There’s a reason Monopoly has remained a mainstay board game since the 1930s — it’s fun, challenging, and includes some valuable and fundamental lessons about economics and business.
West Elementary School teacher Sharyn Hollingsworth brought those teaching points to her sixth grade class this year with Monopoly Mondays, where students jockey for Park Place and Boardwalk to learn a little more about how real estate and business works in the real world.
“We have just completed a study of big business during the growth of Industry in the U.S. in the late 1800s and early 1900s. We discussed the factors of production and the accomplishments of ambitious business men such as John D. Rockefeller and Andrew Carnegie,” Hollingsworth explained. “Students learned that Rockefeller used horizontal integration to build his empire in the oil industry while Carnegie used vertical integration to dominate the steel industry. Both men created a monopoly in their respective industries.”
Hollingsworth was able to utilize some grant funds from the Operation Round-Up program to purchase five Monopoly games for use in her class, which served as a culminating activity for the course of study.
“The conversations after playing the game were priceless! My money-hungry sixth graders quickly learned the best way to make the most money and ultimately win the game is to own key properties like the railroads, the public utilities, and, of course, Boardwalk,” Hollingsworth explained. “As we reflected on our Monopoly Monday experience, I heard the same comments in every class: ‘The more railroads I own, the more rent they have to pay me!’ and ‘I think my investments will pay off!’ and ‘The more expensive properties bring in the most rent.’”
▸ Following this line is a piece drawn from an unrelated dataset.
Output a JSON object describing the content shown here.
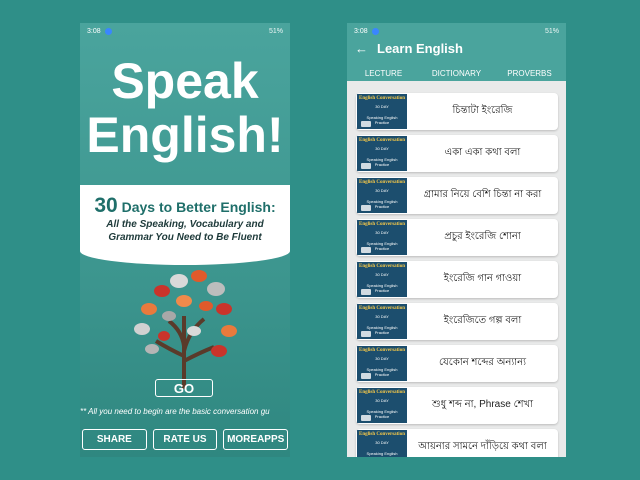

Hollingsworth said the exercise allowed her students to acquire a better understanding of a monopoly in big business during the Industrial Age in the United States, and they learned beneficial financial life lessons — all while practicing social skills in a friendly competitive situation with their classmates.